There’s also nothing wrong with cooking potatoes in the microwave for loaded baked potatoes (pierce with a fork, place in microwave-safe bowl with water halfway up potato, microwave for eight minutes. Load up with favorite toppings) – combine that potato with a salad, and you have a healthy lunch or dinner. During that time that the microwave is going, I can unload and reload the dishwasher, wipe down countertops, sweep the floor, and fold a load of clothes.
It’s important to choose priorities and get things done. For me, the highest priority is God. Having an attitude of prayer all day long, concentrating and meditating on His Word while I do dishes is important. It’s not regulated to just morning devotions. My next priority is my husband. Since he is paraplegic, and he also works outside of the home, my focus is to make his life if not easier than more bearable. If that means washing the sheets four times a week because it’s more comfortable for him, than I gladly do that. My next priorities (children, church, ministry opportunities, blogging) are all in line after each other. If something falls outside of those six priorities, I evaluate and pray on it, and if it’s not a good fit, than I have the personal freedom to say this small but powerful word: NO.
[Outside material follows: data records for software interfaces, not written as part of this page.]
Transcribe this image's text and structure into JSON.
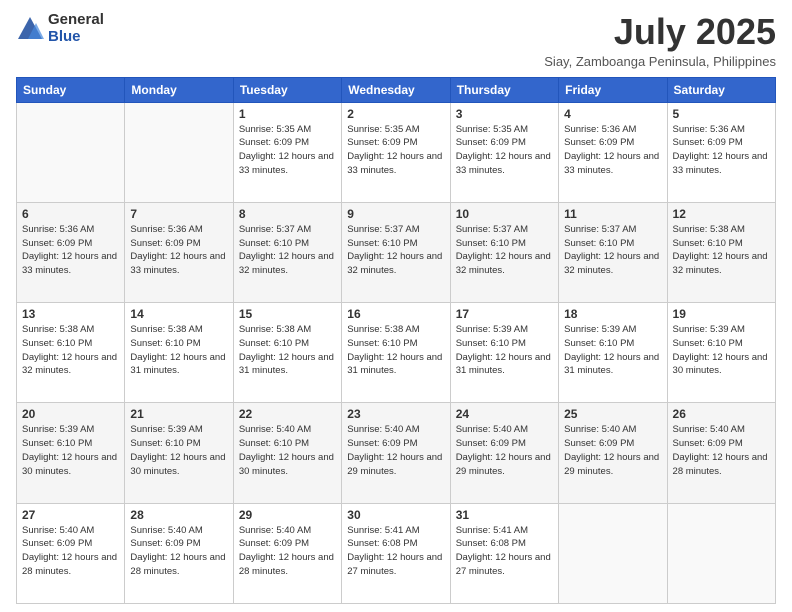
{
  "logo": {
    "general": "General",
    "blue": "Blue"
  },
  "title": {
    "month_year": "July 2025",
    "location": "Siay, Zamboanga Peninsula, Philippines"
  },
  "days_of_week": [
    "Sunday",
    "Monday",
    "Tuesday",
    "Wednesday",
    "Thursday",
    "Friday",
    "Saturday"
  ],
  "weeks": [
    [
      {
        "day": "",
        "info": ""
      },
      {
        "day": "",
        "info": ""
      },
      {
        "day": "1",
        "info": "Sunrise: 5:35 AM\nSunset: 6:09 PM\nDaylight: 12 hours and 33 minutes."
      },
      {
        "day": "2",
        "info": "Sunrise: 5:35 AM\nSunset: 6:09 PM\nDaylight: 12 hours and 33 minutes."
      },
      {
        "day": "3",
        "info": "Sunrise: 5:35 AM\nSunset: 6:09 PM\nDaylight: 12 hours and 33 minutes."
      },
      {
        "day": "4",
        "info": "Sunrise: 5:36 AM\nSunset: 6:09 PM\nDaylight: 12 hours and 33 minutes."
      },
      {
        "day": "5",
        "info": "Sunrise: 5:36 AM\nSunset: 6:09 PM\nDaylight: 12 hours and 33 minutes."
      }
    ],
    [
      {
        "day": "6",
        "info": "Sunrise: 5:36 AM\nSunset: 6:09 PM\nDaylight: 12 hours and 33 minutes."
      },
      {
        "day": "7",
        "info": "Sunrise: 5:36 AM\nSunset: 6:09 PM\nDaylight: 12 hours and 33 minutes."
      },
      {
        "day": "8",
        "info": "Sunrise: 5:37 AM\nSunset: 6:10 PM\nDaylight: 12 hours and 32 minutes."
      },
      {
        "day": "9",
        "info": "Sunrise: 5:37 AM\nSunset: 6:10 PM\nDaylight: 12 hours and 32 minutes."
      },
      {
        "day": "10",
        "info": "Sunrise: 5:37 AM\nSunset: 6:10 PM\nDaylight: 12 hours and 32 minutes."
      },
      {
        "day": "11",
        "info": "Sunrise: 5:37 AM\nSunset: 6:10 PM\nDaylight: 12 hours and 32 minutes."
      },
      {
        "day": "12",
        "info": "Sunrise: 5:38 AM\nSunset: 6:10 PM\nDaylight: 12 hours and 32 minutes."
      }
    ],
    [
      {
        "day": "13",
        "info": "Sunrise: 5:38 AM\nSunset: 6:10 PM\nDaylight: 12 hours and 32 minutes."
      },
      {
        "day": "14",
        "info": "Sunrise: 5:38 AM\nSunset: 6:10 PM\nDaylight: 12 hours and 31 minutes."
      },
      {
        "day": "15",
        "info": "Sunrise: 5:38 AM\nSunset: 6:10 PM\nDaylight: 12 hours and 31 minutes."
      },
      {
        "day": "16",
        "info": "Sunrise: 5:38 AM\nSunset: 6:10 PM\nDaylight: 12 hours and 31 minutes."
      },
      {
        "day": "17",
        "info": "Sunrise: 5:39 AM\nSunset: 6:10 PM\nDaylight: 12 hours and 31 minutes."
      },
      {
        "day": "18",
        "info": "Sunrise: 5:39 AM\nSunset: 6:10 PM\nDaylight: 12 hours and 31 minutes."
      },
      {
        "day": "19",
        "info": "Sunrise: 5:39 AM\nSunset: 6:10 PM\nDaylight: 12 hours and 30 minutes."
      }
    ],
    [
      {
        "day": "20",
        "info": "Sunrise: 5:39 AM\nSunset: 6:10 PM\nDaylight: 12 hours and 30 minutes."
      },
      {
        "day": "21",
        "info": "Sunrise: 5:39 AM\nSunset: 6:10 PM\nDaylight: 12 hours and 30 minutes."
      },
      {
        "day": "22",
        "info": "Sunrise: 5:40 AM\nSunset: 6:10 PM\nDaylight: 12 hours and 30 minutes."
      },
      {
        "day": "23",
        "info": "Sunrise: 5:40 AM\nSunset: 6:09 PM\nDaylight: 12 hours and 29 minutes."
      },
      {
        "day": "24",
        "info": "Sunrise: 5:40 AM\nSunset: 6:09 PM\nDaylight: 12 hours and 29 minutes."
      },
      {
        "day": "25",
        "info": "Sunrise: 5:40 AM\nSunset: 6:09 PM\nDaylight: 12 hours and 29 minutes."
      },
      {
        "day": "26",
        "info": "Sunrise: 5:40 AM\nSunset: 6:09 PM\nDaylight: 12 hours and 28 minutes."
      }
    ],
    [
      {
        "day": "27",
        "info": "Sunrise: 5:40 AM\nSunset: 6:09 PM\nDaylight: 12 hours and 28 minutes."
      },
      {
        "day": "28",
        "info": "Sunrise: 5:40 AM\nSunset: 6:09 PM\nDaylight: 12 hours and 28 minutes."
      },
      {
        "day": "29",
        "info": "Sunrise: 5:40 AM\nSunset: 6:09 PM\nDaylight: 12 hours and 28 minutes."
      },
      {
        "day": "30",
        "info": "Sunrise: 5:41 AM\nSunset: 6:08 PM\nDaylight: 12 hours and 27 minutes."
      },
      {
        "day": "31",
        "info": "Sunrise: 5:41 AM\nSunset: 6:08 PM\nDaylight: 12 hours and 27 minutes."
      },
      {
        "day": "",
        "info": ""
      },
      {
        "day": "",
        "info": ""
      }
    ]
  ]
}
And so do you. You have the power to say no, and not do everything. Allow others the blessing to serve God in ways they are called. If you are not called to do something, don’t do it. Misery and strife accompany ill-conceived and non-prayed-about “calls” for your time.
This post may contain affiliate links to products and/or services, including those available on Amazon.com, as Near Your Altar is a participating member in the Amazon Affiliate Program in addition to other retail affiliates. These affiliate links help provide for this website as well as a small income to my family and I. Please consider clicking on the links to purchase or to browse the affiliate's website, which will open in a new window. We thank you for your support. ~ Terrie
Read Disclosure Policy here